(PROMPT):
Without the images, write out all of the following entries exactly.

(ENTRIES PROVIDED):

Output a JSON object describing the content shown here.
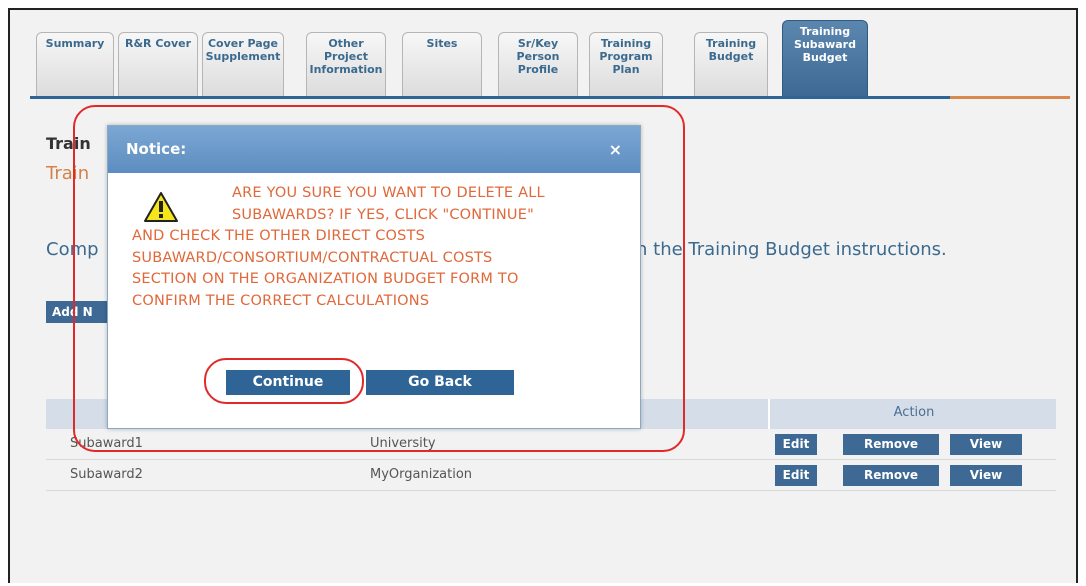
{
  "tabs": [
    {
      "label": "Summary"
    },
    {
      "label": "R&R Cover"
    },
    {
      "label": "Cover Page\nSupplement"
    },
    {
      "label": "Other\nProject\nInformation"
    },
    {
      "label": "Sites"
    },
    {
      "label": "Sr/Key\nPerson\nProfile"
    },
    {
      "label": "Training\nProgram\nPlan"
    },
    {
      "label": "Training\nBudget"
    },
    {
      "label": "Training\nSubaward\nBudget"
    }
  ],
  "page": {
    "heading": "Train",
    "subheading": "Train",
    "instructions_start": "Comp",
    "instructions_end": "n the Training Budget instructions.",
    "add_button": "Add N"
  },
  "grid": {
    "action_header": "Action",
    "rows": [
      {
        "name": "Subaward1",
        "org": "University",
        "edit": "Edit",
        "remove": "Remove",
        "view": "View"
      },
      {
        "name": "Subaward2",
        "org": "MyOrganization",
        "edit": "Edit",
        "remove": "Remove",
        "view": "View"
      }
    ]
  },
  "dialog": {
    "title": "Notice:",
    "close": "×",
    "message_lines": [
      "ARE YOU SURE YOU WANT TO DELETE ALL",
      "SUBAWARDS? IF YES, CLICK \"CONTINUE\"",
      "AND CHECK THE OTHER DIRECT COSTS",
      "SUBAWARD/CONSORTIUM/CONTRACTUAL COSTS",
      "SECTION ON THE ORGANIZATION BUDGET FORM TO",
      "CONFIRM THE CORRECT CALCULATIONS"
    ],
    "continue_label": "Continue",
    "goback_label": "Go Back",
    "icon": "warning-icon"
  },
  "colors": {
    "accent_blue": "#3d6994",
    "warning_text": "#e0683a",
    "highlight_red": "#e02a2a"
  }
}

(TASK SOLUTION):
Output a JSON object describing the content shown here.
{
  "tabs": [
    {
      "label": "Summary"
    },
    {
      "label": "R&R Cover"
    },
    {
      "label": "Cover Page\nSupplement"
    },
    {
      "label": "Other\nProject\nInformation"
    },
    {
      "label": "Sites"
    },
    {
      "label": "Sr/Key\nPerson\nProfile"
    },
    {
      "label": "Training\nProgram\nPlan"
    },
    {
      "label": "Training\nBudget"
    },
    {
      "label": "Training\nSubaward\nBudget"
    }
  ],
  "page": {
    "heading": "Train",
    "subheading": "Train",
    "instructions_start": "Comp",
    "instructions_end": "n the Training Budget instructions.",
    "add_button": "Add N"
  },
  "grid": {
    "action_header": "Action",
    "rows": [
      {
        "name": "Subaward1",
        "org": "University",
        "edit": "Edit",
        "remove": "Remove",
        "view": "View"
      },
      {
        "name": "Subaward2",
        "org": "MyOrganization",
        "edit": "Edit",
        "remove": "Remove",
        "view": "View"
      }
    ]
  },
  "dialog": {
    "title": "Notice:",
    "close": "×",
    "message_lines": [
      "ARE YOU SURE YOU WANT TO DELETE ALL",
      "SUBAWARDS? IF YES, CLICK \"CONTINUE\"",
      "AND CHECK THE OTHER DIRECT COSTS",
      "SUBAWARD/CONSORTIUM/CONTRACTUAL COSTS",
      "SECTION ON THE ORGANIZATION BUDGET FORM TO",
      "CONFIRM THE CORRECT CALCULATIONS"
    ],
    "continue_label": "Continue",
    "goback_label": "Go Back",
    "icon": "warning-icon"
  },
  "colors": {
    "accent_blue": "#3d6994",
    "warning_text": "#e0683a",
    "highlight_red": "#e02a2a"
  }
}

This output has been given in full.